- DATASET CONTENT
Content starts

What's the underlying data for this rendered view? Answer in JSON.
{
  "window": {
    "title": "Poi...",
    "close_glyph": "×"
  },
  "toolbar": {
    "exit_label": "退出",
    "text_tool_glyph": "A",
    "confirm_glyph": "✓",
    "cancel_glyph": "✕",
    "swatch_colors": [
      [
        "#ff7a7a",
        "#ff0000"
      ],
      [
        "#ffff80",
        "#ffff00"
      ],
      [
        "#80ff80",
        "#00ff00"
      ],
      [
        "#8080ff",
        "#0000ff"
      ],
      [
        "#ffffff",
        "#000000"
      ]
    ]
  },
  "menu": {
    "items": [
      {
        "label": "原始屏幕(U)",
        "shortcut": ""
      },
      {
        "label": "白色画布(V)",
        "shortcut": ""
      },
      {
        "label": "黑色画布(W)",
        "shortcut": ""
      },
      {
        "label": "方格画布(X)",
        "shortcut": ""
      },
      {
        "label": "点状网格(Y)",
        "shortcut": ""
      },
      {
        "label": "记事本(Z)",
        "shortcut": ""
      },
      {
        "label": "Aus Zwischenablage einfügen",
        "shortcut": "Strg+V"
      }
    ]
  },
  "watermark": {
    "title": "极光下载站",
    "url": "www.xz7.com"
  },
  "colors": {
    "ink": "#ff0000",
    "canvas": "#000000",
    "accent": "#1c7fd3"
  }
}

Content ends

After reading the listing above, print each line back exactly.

- SOLUTION TO THIS PROBLEM
What's the underlying data for this rendered view? Answer in JSON.
{
  "window": {
    "title": "Poi...",
    "close_glyph": "×"
  },
  "toolbar": {
    "exit_label": "退出",
    "text_tool_glyph": "A",
    "confirm_glyph": "✓",
    "cancel_glyph": "✕",
    "swatch_colors": [
      [
        "#ff7a7a",
        "#ff0000"
      ],
      [
        "#ffff80",
        "#ffff00"
      ],
      [
        "#80ff80",
        "#00ff00"
      ],
      [
        "#8080ff",
        "#0000ff"
      ],
      [
        "#ffffff",
        "#000000"
      ]
    ]
  },
  "menu": {
    "items": [
      {
        "label": "原始屏幕(U)",
        "shortcut": ""
      },
      {
        "label": "白色画布(V)",
        "shortcut": ""
      },
      {
        "label": "黑色画布(W)",
        "shortcut": ""
      },
      {
        "label": "方格画布(X)",
        "shortcut": ""
      },
      {
        "label": "点状网格(Y)",
        "shortcut": ""
      },
      {
        "label": "记事本(Z)",
        "shortcut": ""
      },
      {
        "label": "Aus Zwischenablage einfügen",
        "shortcut": "Strg+V"
      }
    ]
  },
  "watermark": {
    "title": "极光下载站",
    "url": "www.xz7.com"
  },
  "colors": {
    "ink": "#ff0000",
    "canvas": "#000000",
    "accent": "#1c7fd3"
  }
}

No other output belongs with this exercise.